E ink is out of the question because it's slow, but how practical is a guide book on a tablet or smartphone? I like the idea of carrying only an iPad or iPhone instead of a book in my daypack, but have the nagging suspicion that they're not practical for quickly flipping back and forth between pages. Has anyone switched to an electronic format and have experiences to share?
Those e-version currently are less practical for flipping pages and reading maps. If you're used to reading text on a tiny phone, then maybe you're OK with that. Since my iPad is heavier than my paper book (or a section torn out of a book!), I personally only use my iPad at the hotel. Wi-Fi is widely available at hotels and cafes, but you can't always count on it. You may have to go to the hotel lobby to get a good signal.
For guidebooks, I've found using my Ipad (ibooks app) with a guidebook purchased from Itunes works quite well. I tried a guidebook using my kindle (I have the basic kindle) and that really didn't work. So bottomline for me is that I prefer kindle for novels and books you read front to back. I prefer Ipad for guidebooks abd other books that you access randomly.
I have an Ipad mini and I rarely use paper guidebooks now. I have used both Rick Steves and Lonely Planet books successfully. One caveat ... it is important to check the publication date to make sure you are buying a recent edition.
I use iBooks for guidebooks and novels - books I want to use but not necessarily keep in my paper library. The iBooks function is not good for maps, but I carry paper maps (country or regional Michelin maps for traveling and free paper maps from the hotel for daily sightseeing.

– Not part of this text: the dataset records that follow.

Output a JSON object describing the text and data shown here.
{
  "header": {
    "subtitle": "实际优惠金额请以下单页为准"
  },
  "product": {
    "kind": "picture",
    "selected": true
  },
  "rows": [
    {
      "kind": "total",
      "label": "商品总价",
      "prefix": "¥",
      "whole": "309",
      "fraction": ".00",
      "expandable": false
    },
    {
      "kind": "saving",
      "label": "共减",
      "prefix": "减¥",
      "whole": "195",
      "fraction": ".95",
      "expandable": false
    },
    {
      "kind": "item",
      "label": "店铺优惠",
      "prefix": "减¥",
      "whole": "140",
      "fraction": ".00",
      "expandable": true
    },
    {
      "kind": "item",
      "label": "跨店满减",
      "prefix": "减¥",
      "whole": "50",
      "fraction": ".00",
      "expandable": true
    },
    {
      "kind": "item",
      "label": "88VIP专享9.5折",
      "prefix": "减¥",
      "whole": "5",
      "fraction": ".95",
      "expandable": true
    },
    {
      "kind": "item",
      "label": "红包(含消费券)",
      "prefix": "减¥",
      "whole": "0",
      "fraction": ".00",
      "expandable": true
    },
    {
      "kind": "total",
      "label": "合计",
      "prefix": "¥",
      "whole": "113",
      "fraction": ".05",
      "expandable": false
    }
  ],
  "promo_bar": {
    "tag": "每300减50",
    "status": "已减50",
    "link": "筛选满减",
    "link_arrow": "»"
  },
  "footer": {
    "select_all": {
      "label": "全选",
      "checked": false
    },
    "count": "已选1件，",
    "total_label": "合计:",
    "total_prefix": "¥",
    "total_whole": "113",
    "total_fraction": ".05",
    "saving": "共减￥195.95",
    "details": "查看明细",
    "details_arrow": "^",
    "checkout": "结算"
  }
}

I used to carry guidebook pages that I knew I would need, then throw them away as I used them. I like having the e-version better in case I change my mind and want to add a destination but didn't bring those pages.